When the word "text" shows up in a line of the records below, copy that line.

··· Input data

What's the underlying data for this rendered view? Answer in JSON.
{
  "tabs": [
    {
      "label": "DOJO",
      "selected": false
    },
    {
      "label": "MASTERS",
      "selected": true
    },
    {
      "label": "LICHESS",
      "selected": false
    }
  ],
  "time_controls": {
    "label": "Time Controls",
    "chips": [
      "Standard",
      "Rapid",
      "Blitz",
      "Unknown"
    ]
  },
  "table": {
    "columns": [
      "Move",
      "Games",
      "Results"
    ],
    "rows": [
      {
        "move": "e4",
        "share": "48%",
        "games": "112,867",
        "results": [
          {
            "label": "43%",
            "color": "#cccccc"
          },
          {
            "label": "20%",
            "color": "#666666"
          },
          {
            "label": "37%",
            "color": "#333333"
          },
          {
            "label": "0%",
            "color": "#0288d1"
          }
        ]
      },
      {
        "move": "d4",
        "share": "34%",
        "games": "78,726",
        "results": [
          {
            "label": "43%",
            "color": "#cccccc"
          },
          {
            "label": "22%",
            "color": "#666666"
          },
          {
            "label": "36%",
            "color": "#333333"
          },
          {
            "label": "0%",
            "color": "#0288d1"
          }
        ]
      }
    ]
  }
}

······
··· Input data

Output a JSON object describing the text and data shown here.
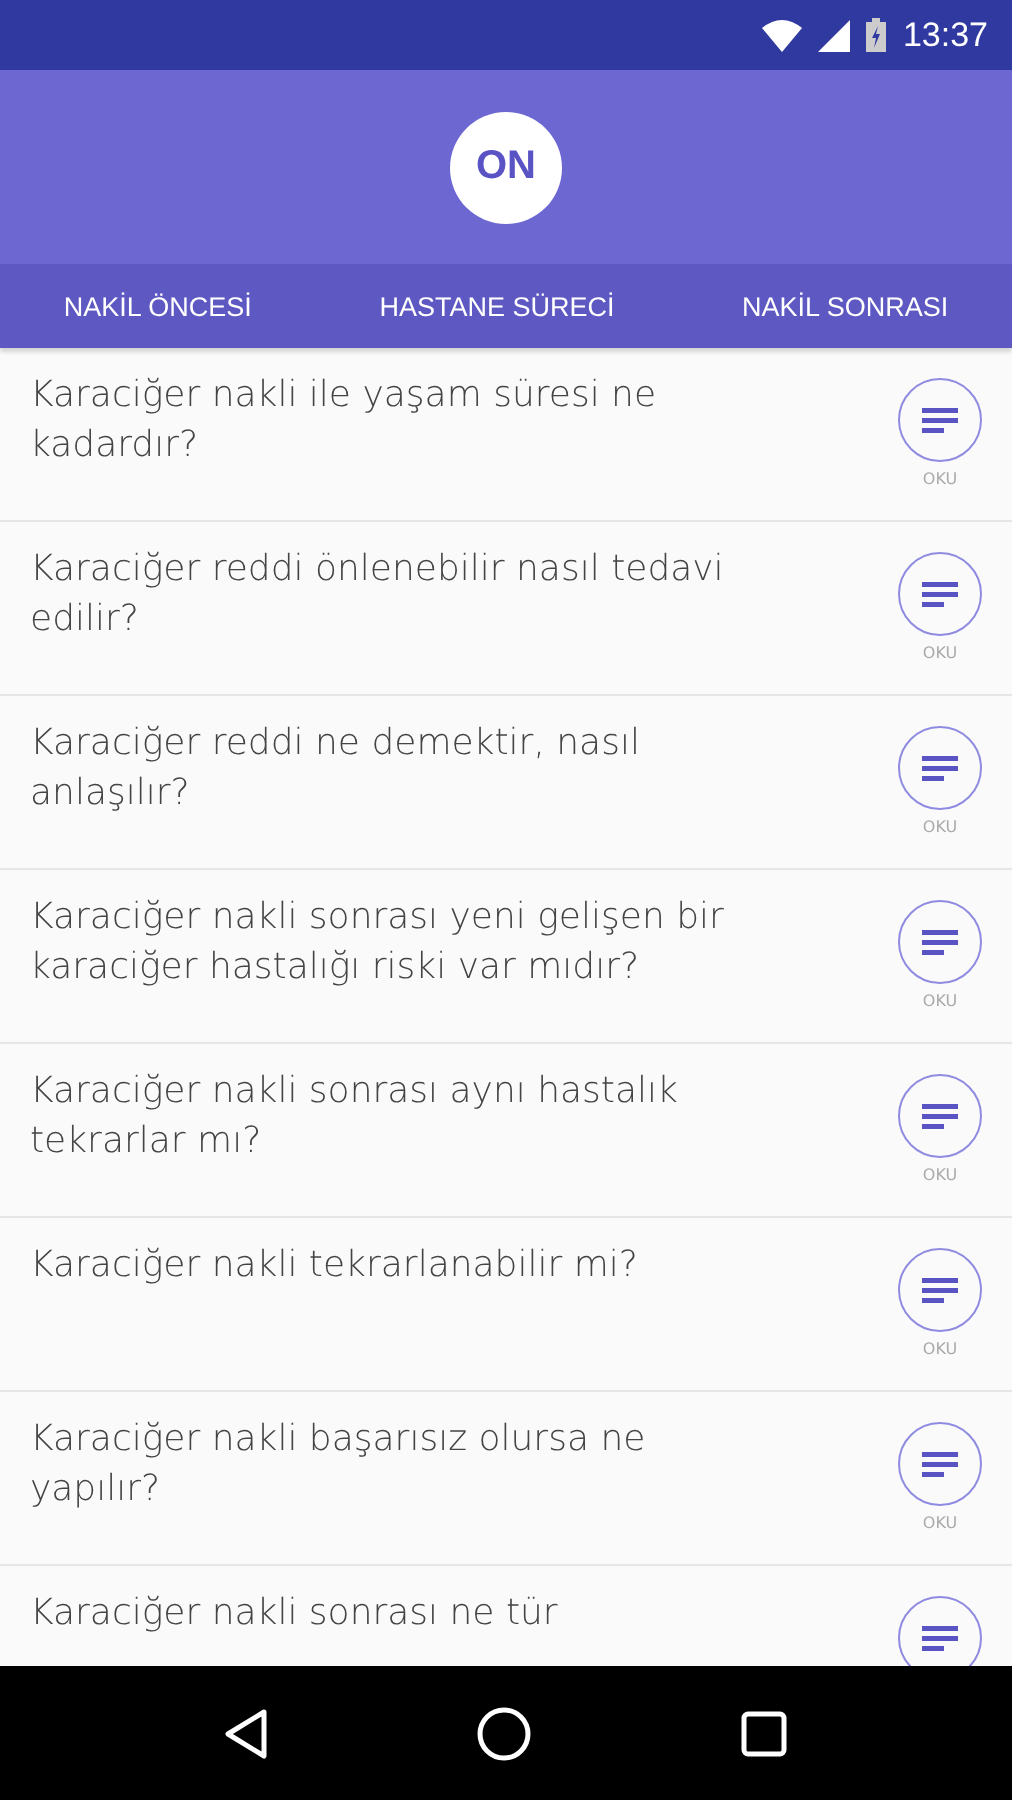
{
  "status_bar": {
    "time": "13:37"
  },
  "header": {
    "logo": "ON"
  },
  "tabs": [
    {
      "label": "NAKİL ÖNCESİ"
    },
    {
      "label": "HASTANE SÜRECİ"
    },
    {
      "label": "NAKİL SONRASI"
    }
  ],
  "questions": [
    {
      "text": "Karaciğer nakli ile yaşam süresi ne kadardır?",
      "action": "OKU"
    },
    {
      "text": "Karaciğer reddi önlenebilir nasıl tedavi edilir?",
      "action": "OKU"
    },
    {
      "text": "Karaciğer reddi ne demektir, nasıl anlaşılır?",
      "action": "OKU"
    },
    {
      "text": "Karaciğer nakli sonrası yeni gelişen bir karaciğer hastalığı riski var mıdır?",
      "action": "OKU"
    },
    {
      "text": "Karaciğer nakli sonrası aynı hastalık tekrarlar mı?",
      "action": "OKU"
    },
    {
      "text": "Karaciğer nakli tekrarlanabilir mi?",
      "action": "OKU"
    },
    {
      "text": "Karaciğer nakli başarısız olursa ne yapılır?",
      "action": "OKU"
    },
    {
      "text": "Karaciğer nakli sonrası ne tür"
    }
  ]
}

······

(Task output):
Output a JSON object describing the text and data shown here.
      "text": "Karaciğer nakli ile yaşam süresi ne kadardır?",
      "text": "Karaciğer reddi önlenebilir nasıl tedavi edilir?",
      "text": "Karaciğer reddi ne demektir, nasıl anlaşılır?",
      "text": "Karaciğer nakli sonrası yeni gelişen bir karaciğer hastalığı riski var mıdır?",
      "text": "Karaciğer nakli sonrası aynı hastalık tekrarlar mı?",
      "text": "Karaciğer nakli tekrarlanabilir mi?",
      "text": "Karaciğer nakli başarısız olursa ne yapılır?",
      "text": "Karaciğer nakli sonrası ne tür"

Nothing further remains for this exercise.